[[ EXTRACTED ENTRIES, beginning ]]

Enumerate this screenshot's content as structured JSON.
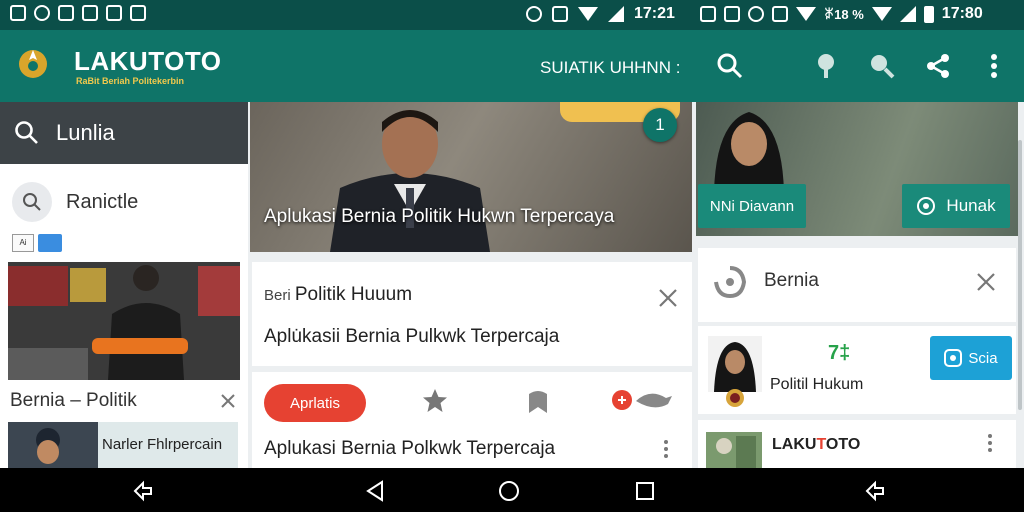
{
  "status_bar": {
    "time_center": "17:21",
    "time_right": "17:80",
    "indicator_text": "ꑊ18 %"
  },
  "app_bar": {
    "logo": "LAKUTOTO",
    "logo_tagline": "RaBit Beriah Politekerbin",
    "section_label": "SUIATIK UHHNN :"
  },
  "left_panel": {
    "search_label": "Lunlia",
    "suggestion_label": "Ranictle",
    "chip_label": "Ai",
    "card_title": "Bernia – Politik",
    "card2_text": "Narler Fhlrpercain"
  },
  "center_panel": {
    "hero_badge": "1",
    "hero_caption": "Aplukasi Bernia Politik Hukwn Terpercaya",
    "card1_kicker": "Beri",
    "card1_heading": "Politik Huuum",
    "card1_body": "Aplu̇kasii Bernia Pulkwk Terpercaja",
    "pill_label": "Aprlatis",
    "card2_body": "Aplukasi Bernia Polkwk Terpercaja"
  },
  "right_panel": {
    "btn_left": "NNi Diavann",
    "btn_right": "Hunak",
    "card1_title": "Bernia",
    "card2_number": "7‡",
    "card2_title": "Politil Hukum",
    "cta_label": "Scia",
    "card3_title_prefix": "LAKU",
    "card3_title_mid": "T",
    "card3_title_suffix": "OTO"
  },
  "colors": {
    "primary": "#0f7468",
    "status_bar": "#0b4f49",
    "accent_gold": "#f2c94c",
    "pill_red": "#e64232",
    "cta_blue": "#1da1d6"
  }
}
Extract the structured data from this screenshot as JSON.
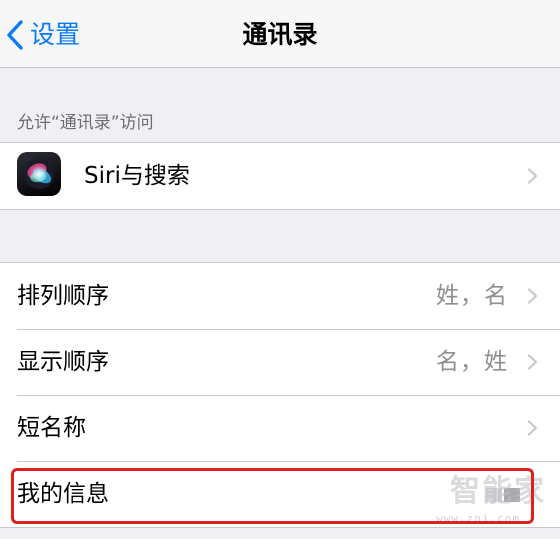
{
  "navbar": {
    "back_label": "设置",
    "title": "通讯录"
  },
  "access_section": {
    "header": "允许“通讯录”访问",
    "siri_label": "Siri与搜索",
    "siri_icon": "siri-icon"
  },
  "settings_group": {
    "rows": [
      {
        "label": "排列顺序",
        "value": "姓，名"
      },
      {
        "label": "显示顺序",
        "value": "名，姓"
      },
      {
        "label": "短名称",
        "value": ""
      },
      {
        "label": "我的信息",
        "value": ""
      }
    ]
  },
  "watermark": {
    "text": "智能家",
    "url": "www.znj.com"
  },
  "colors": {
    "accent": "#0a7bf7",
    "highlight": "#e02020",
    "background": "#efeff4",
    "secondary_text": "#8e8e93"
  }
}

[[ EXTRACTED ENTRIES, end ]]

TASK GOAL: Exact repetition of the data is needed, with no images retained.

TASK SOLUTION:
Enumerate this screenshot's content as structured JSON.
{
  "status_bar": {
    "time_center": "17:21",
    "time_right": "17:80",
    "indicator_text": "ꑊ18 %"
  },
  "app_bar": {
    "logo": "LAKUTOTO",
    "logo_tagline": "RaBit Beriah Politekerbin",
    "section_label": "SUIATIK UHHNN :"
  },
  "left_panel": {
    "search_label": "Lunlia",
    "suggestion_label": "Ranictle",
    "chip_label": "Ai",
    "card_title": "Bernia – Politik",
    "card2_text": "Narler Fhlrpercain"
  },
  "center_panel": {
    "hero_badge": "1",
    "hero_caption": "Aplukasi Bernia Politik Hukwn Terpercaya",
    "card1_kicker": "Beri",
    "card1_heading": "Politik Huuum",
    "card1_body": "Aplu̇kasii Bernia Pulkwk Terpercaja",
    "pill_label": "Aprlatis",
    "card2_body": "Aplukasi Bernia Polkwk Terpercaja"
  },
  "right_panel": {
    "btn_left": "NNi Diavann",
    "btn_right": "Hunak",
    "card1_title": "Bernia",
    "card2_number": "7‡",
    "card2_title": "Politil Hukum",
    "cta_label": "Scia",
    "card3_title_prefix": "LAKU",
    "card3_title_mid": "T",
    "card3_title_suffix": "OTO"
  },
  "colors": {
    "primary": "#0f7468",
    "status_bar": "#0b4f49",
    "accent_gold": "#f2c94c",
    "pill_red": "#e64232",
    "cta_blue": "#1da1d6"
  }
}
Extract the structured data from this screenshot as JSON.
{
  "navbar": {
    "back_label": "设置",
    "title": "通讯录"
  },
  "access_section": {
    "header": "允许“通讯录”访问",
    "siri_label": "Siri与搜索",
    "siri_icon": "siri-icon"
  },
  "settings_group": {
    "rows": [
      {
        "label": "排列顺序",
        "value": "姓，名"
      },
      {
        "label": "显示顺序",
        "value": "名，姓"
      },
      {
        "label": "短名称",
        "value": ""
      },
      {
        "label": "我的信息",
        "value": ""
      }
    ]
  },
  "watermark": {
    "text": "智能家",
    "url": "www.znj.com"
  },
  "colors": {
    "accent": "#0a7bf7",
    "highlight": "#e02020",
    "background": "#efeff4",
    "secondary_text": "#8e8e93"
  }
}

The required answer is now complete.